Getting called out for creating a racist ad once, is unacceptable and embarrassing. But being accused of making the same mistake, again, is quite frankly…mind boggling.
At the start of this week, personal care brand Dove, owned by Unilever, was shamed into pulling a three second ad that it had made for its US Facebook page, due to claims that it contained racist content. The ad featured a black woman pulling her t-shirt off to reveal a white woman underneath, which was captured and shared via social media, and rapidly went viral.
What the image didn’t show was that the full ad featured five women of different ethnicities, with one morphing into another. Yesterday, the black face of the campaign, Lola Ogunyemi, spoke to BBC News and defended the ad, claiming the controversy had taken it out of context. She claimed the campaign was instead “supposed to be about all skin types deserving gentleness”, and said she “knew the concept and understood what they were trying to do creatively”. However she admitted she wasn’t aware of the order in which the women would be featured, which turned out to be the defining factor.
Regardless of creative intent, which the company said was “to convey that Dove body wash is for every woman and be a celebration of diversity, there is no denying that the ad shows a black woman turning into a white women, with a prominent image of Dove soap in the foreground. This begs the question, why didn’t anyone at any stage in the creative process see how this ad would be interpreted. How could one of the world’s leading pharmaceutical brands get it so wrong, again? Based on past history, surely every possible interpretation of the ad should have been rigorously considered. In 2011, it ran a campaign showing a three women of different ethnicities with a label “before” over a black woman and “after” over a white woman, which again, no one spotted.
“It should “never have happened,” and “we got it wrong”, Dove admitted this week. The group also said within a statement that it was reviewing its internal review processes for making and approving social media ads “to prevent us making this type of mistake in future”.
But is this enough? Speaking to the Financial Times, Mary Harding, managing director at communications agency Tangerine, said: “The fact that this isn’t the first time Unilever has been called out for not portraying women of colour ‘thoughtfully’ raises wider questions about its creative process and what consumer testing was put in place ahead of the social ad going live.”
As one tweet posted during the debacle said:

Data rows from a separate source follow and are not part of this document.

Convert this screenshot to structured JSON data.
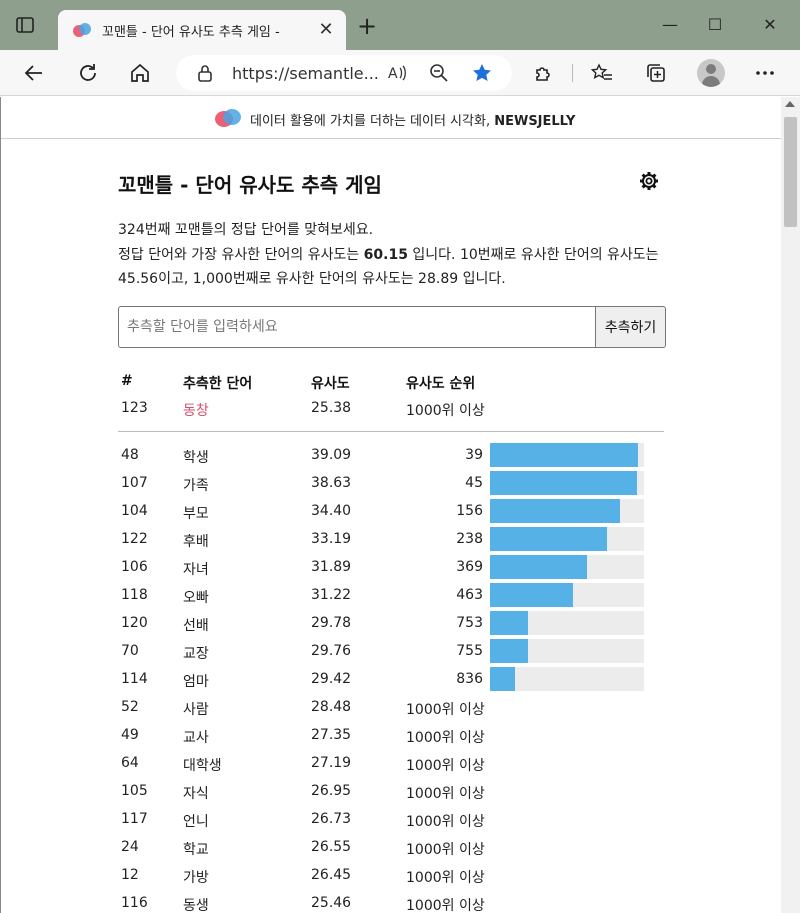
{
  "browser": {
    "tab_title": "꼬맨틀 - 단어 유사도 추측 게임 -",
    "tab_close": "✕",
    "new_tab": "+",
    "address_url": "https://semantle...",
    "minimize": "—",
    "maximize": "☐",
    "close": "✕"
  },
  "banner": {
    "text": "데이터 활용에 가치를 더하는 데이터 시각화,",
    "brand": "NEWSJELLY"
  },
  "game": {
    "title": "꼬맨틀 - 단어 유사도 추측 게임",
    "desc_line1": "324번째 꼬맨틀의 정답 단어를 맞혀보세요.",
    "desc_line2_a": "정답 단어와 가장 유사한 단어의 유사도는 ",
    "top_similarity": "60.15",
    "desc_line2_b": " 입니다. 10번째로 유사한 단어의 유사도는",
    "desc_line3": "45.56이고, 1,000번째로 유사한 단어의 유사도는 28.89 입니다.",
    "input_placeholder": "추측할 단어를 입력하세요",
    "submit_label": "추측하기"
  },
  "table": {
    "headers": {
      "num": "#",
      "word": "추측한 단어",
      "similarity": "유사도",
      "rank": "유사도 순위"
    },
    "latest": {
      "num": "123",
      "word": "동창",
      "similarity": "25.38",
      "rank": "1000위 이상"
    },
    "rows": [
      {
        "num": "48",
        "word": "학생",
        "similarity": "39.09",
        "rank": "39",
        "progress": 0.961
      },
      {
        "num": "107",
        "word": "가족",
        "similarity": "38.63",
        "rank": "45",
        "progress": 0.955
      },
      {
        "num": "104",
        "word": "부모",
        "similarity": "34.40",
        "rank": "156",
        "progress": 0.844
      },
      {
        "num": "122",
        "word": "후배",
        "similarity": "33.19",
        "rank": "238",
        "progress": 0.762
      },
      {
        "num": "106",
        "word": "자녀",
        "similarity": "31.89",
        "rank": "369",
        "progress": 0.631
      },
      {
        "num": "118",
        "word": "오빠",
        "similarity": "31.22",
        "rank": "463",
        "progress": 0.537
      },
      {
        "num": "120",
        "word": "선배",
        "similarity": "29.78",
        "rank": "753",
        "progress": 0.247
      },
      {
        "num": "70",
        "word": "교장",
        "similarity": "29.76",
        "rank": "755",
        "progress": 0.245
      },
      {
        "num": "114",
        "word": "엄마",
        "similarity": "29.42",
        "rank": "836",
        "progress": 0.164
      },
      {
        "num": "52",
        "word": "사람",
        "similarity": "28.48",
        "rank": "1000위 이상"
      },
      {
        "num": "49",
        "word": "교사",
        "similarity": "27.35",
        "rank": "1000위 이상"
      },
      {
        "num": "64",
        "word": "대학생",
        "similarity": "27.19",
        "rank": "1000위 이상"
      },
      {
        "num": "105",
        "word": "자식",
        "similarity": "26.95",
        "rank": "1000위 이상"
      },
      {
        "num": "117",
        "word": "언니",
        "similarity": "26.73",
        "rank": "1000위 이상"
      },
      {
        "num": "24",
        "word": "학교",
        "similarity": "26.55",
        "rank": "1000위 이상"
      },
      {
        "num": "12",
        "word": "가방",
        "similarity": "26.45",
        "rank": "1000위 이상"
      },
      {
        "num": "116",
        "word": "동생",
        "similarity": "25.46",
        "rank": "1000위 이상"
      }
    ]
  },
  "colors": {
    "accent_word": "#d44f6c",
    "bar_fill": "#56b2e6",
    "bar_track": "#ececec",
    "titlebar": "#8f9f8e"
  }
}
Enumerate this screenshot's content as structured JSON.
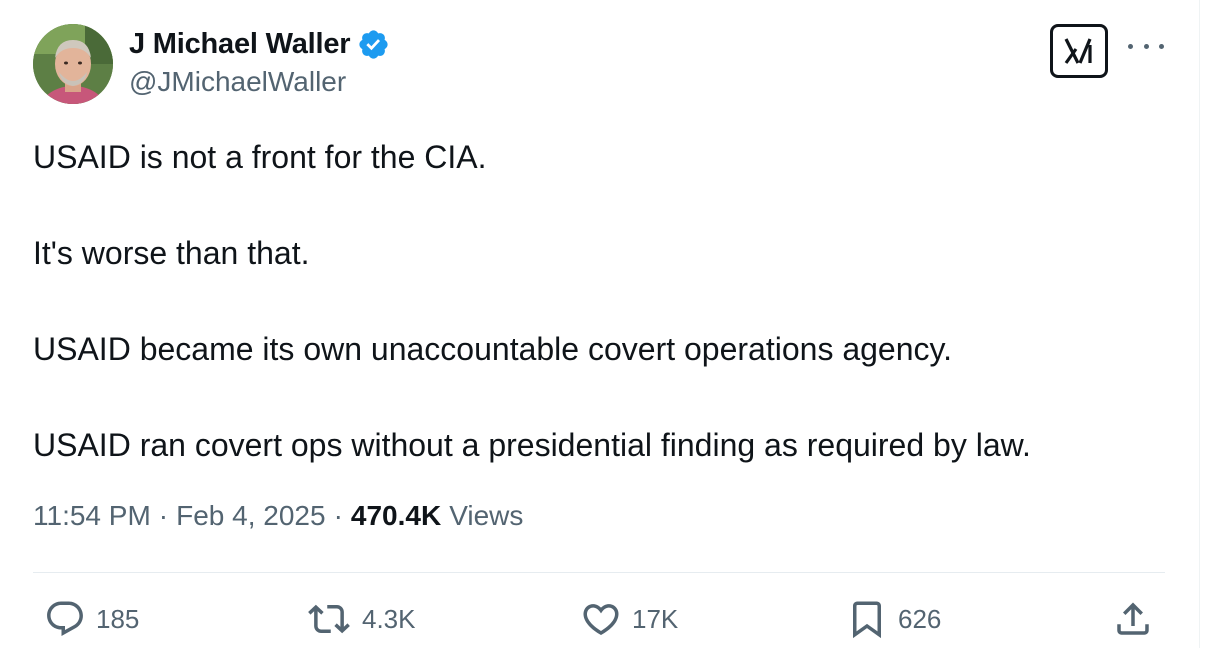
{
  "author": {
    "display_name": "J Michael Waller",
    "handle": "@JMichaelWaller",
    "verified_color": "#1d9bf0"
  },
  "header_buttons": {
    "grok_icon": "grok-icon",
    "more_icon": "more-icon"
  },
  "tweet": {
    "paragraphs": [
      "USAID is not a front for the CIA.",
      "It's worse than that.",
      "USAID became its own unaccountable covert operations agency.",
      "USAID ran covert ops without a presidential finding as required by law."
    ]
  },
  "meta": {
    "time": "11:54 PM",
    "separator": "·",
    "date": "Feb 4, 2025",
    "views_count": "470.4K",
    "views_label": "Views"
  },
  "actions": {
    "replies": "185",
    "reposts": "4.3K",
    "likes": "17K",
    "bookmarks": "626"
  },
  "colors": {
    "text": "#0f1419",
    "secondary": "#536471",
    "accent": "#1d9bf0"
  }
}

Of course Dove isn’t the first brand to come under fire for causing racist offence with its advertising, and it certainly won’t be the last. But let’s hope that Unilever had finally learnt its lesson. As with any social media firestorm, it has certainly placed Dove front of mind among consumers this week, and it will be interesting to see the impact this has on sales.